The digestive administration of chemical intervention in behavior problems can be fraught with unexpected consequences and results. Many of the side effects that occur can be the result of parenteral (digestive) changes in the chemical structure of pharmaceutical and natural substances that are administered orally (pills, powders, liquids). Knowledgeable people are aware that these changes occur through different systems, including the intestines and microsomal liver processes. To put it directly, the mouth may not be the best way to take medicine.
There are other ways to administer drugs. Intravenous injection is very direct. It has the short coming of being difficult to administer by the general public. Many non-medical people are aware of nose sprays, the recent innovation of administering flu vaccine nasally, and the use of asthma inhalers. The drugs enter the blood stream through the blood vessels in the nose or those that are in the lungs. Transdermal drug administration functions, for the most part, by capillary induction.
This brings us to the issue of what some people might regard as intervention on the edge, or even strange. Aromatherapy is old news to people who like the so-called hippies of yesteryear. Law enforcement officers are aware of the self administration of THC (marijuana for one), and cocaine. Some of the more modern uses are quite dangerous, as in teenagers "huffing" glue, gasoline, aerosol propellants, etc. Those things cause brain damage in the same way that some substances can cause benefits for behavioral and emotional functioning.
The smell of vanillin has been found to prevent apnea in premature infants who did not respond to more traditional treatment (Marlier, L., Gaugler, C., and Messer, 2005). The researchers monitored the respiration rates of 14 infants in the NICU at a University Hospital in Strasbourg, France, and noted that the frequency of apneic episodes occurred significantly less often when the smell of vanillin was introduced in their incubators. One of the major hypotheses about the mode of action of the vanillin was that the substance passed into the bloodstream through the nasal mucosa and was carried into the brain by nerves in the olfactory system.

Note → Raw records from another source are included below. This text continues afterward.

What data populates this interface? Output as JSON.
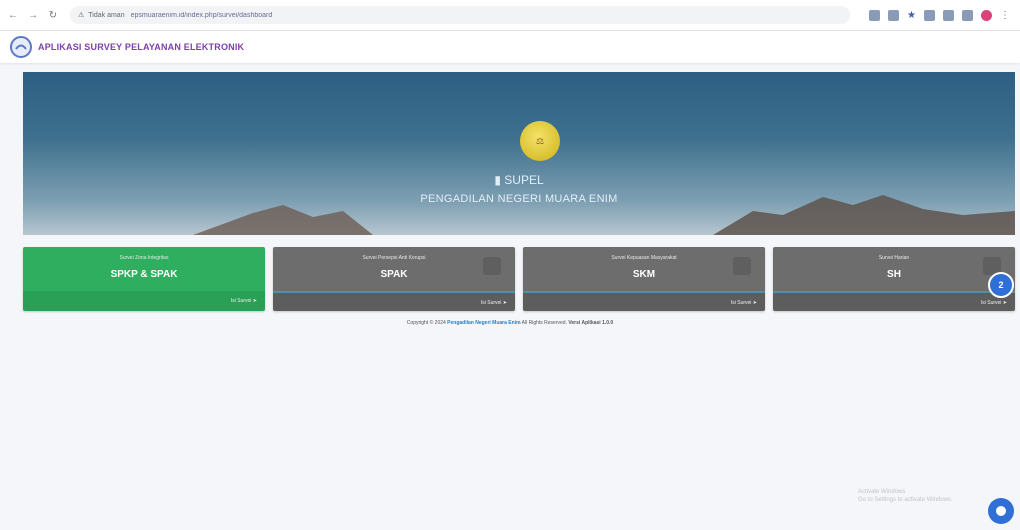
{
  "browser": {
    "security_label": "Tidak aman",
    "url": "epsmuaraenim.id/index.php/survei/dashboard"
  },
  "app": {
    "title": "APLIKASI SURVEY PELAYANAN ELEKTRONIK"
  },
  "hero": {
    "brand": "SUPEL",
    "subtitle": "PENGADILAN NEGERI MUARA ENIM"
  },
  "cards": [
    {
      "caption": "Survei Zona Integritas",
      "title": "SPKP & SPAK",
      "action": "Isi Survei",
      "color": "#2fae5f"
    },
    {
      "caption": "Survei Persepsi Anti Korupsi",
      "title": "SPAK",
      "action": "Isi Survei",
      "color": "#6d6d6d"
    },
    {
      "caption": "Survei Kepuasan Masyarakat",
      "title": "SKM",
      "action": "Isi Survei",
      "color": "#6d6d6d"
    },
    {
      "caption": "Survei Harian",
      "title": "SH",
      "action": "Isi Survei",
      "color": "#6d6d6d"
    }
  ],
  "footer": {
    "prefix": "Copyright © 2024",
    "org": "Pengadilan Negeri Muara Enim",
    "middle": "All Rights Reserved.",
    "version": "Versi Aplikasi",
    "version_value": "1.0.0"
  },
  "activation": {
    "line1": "Activate Windows",
    "line2": "Go to Settings to activate Windows."
  },
  "fab_label": "2"
}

A more recent finding is based on animal research (the foundation for the discovery of virtually all psychopharmacological products). The smell of jasmine (Gardenia jasminoides) has the potential to soothe, relieve anxiety and induce sleep. Researchers (Sergeeva, O, Klerke, A, Poppek, W. Fleischer, S. R. Schubring, G, Goerg, H. L. , Hass, X., Zhu, H. Luebbert, H., Gisselmann, G., and Hatt, G, 2010) cited in http://www.sciencedaily.com/releases/2010/07/100708104320.htm that the aromatic jasmine derivative Vertacetal-coeur (VC) and its chemical variant have the same neurological mechanism of action as barbiturates or propofol (which is suspected of being the cause of Michael Jackson's death), but with none of the known side-effects, including addiction. Scientists tested many fragrances when making their discovery. The substances had direct effects on the GABA receptors in the brain. Those effects were repeated five times, and cross checked on mice who had genetically modified GABA receptors. Finally, the scientists injected the substances using air with high concentrations of the substance into plexiglass cages of mice. The mice stopped all activity, and sat quietly.
Prospective applications of the use a jasmine aroma spray are only limited by the imagination. To be sure, there is a potential for abuse. However, the potential benefits also abound. One can imagine pumping jasmine laced air into setting where various criminals or terrorists are holding hostages. It might facilitate resolution of a dangerous situation. What if Michael Jackson used jasmine instead of propofol? He might still be alive today.
Marlier, L., Gaugler, C., and Messer, J. 2005. Olfactory stimulation prevents apnea in premature newborns, Pediatrics, 115, 83-88
Sergeeva, O. A., Kletke, O., Kragler, A, Poppek, A., Fleischer, W., Schubring, S. R., Goerg, B., Hass, H. L., Zhu, W.-R., Luebbert, H., Gisselmann, G., and Hatt, H. Fragrant dioxane derivatives identify 1 subunit-containing GABAA receptors. Journal of Biological Chemistry DOI: 10.1074/jbc.M110.103309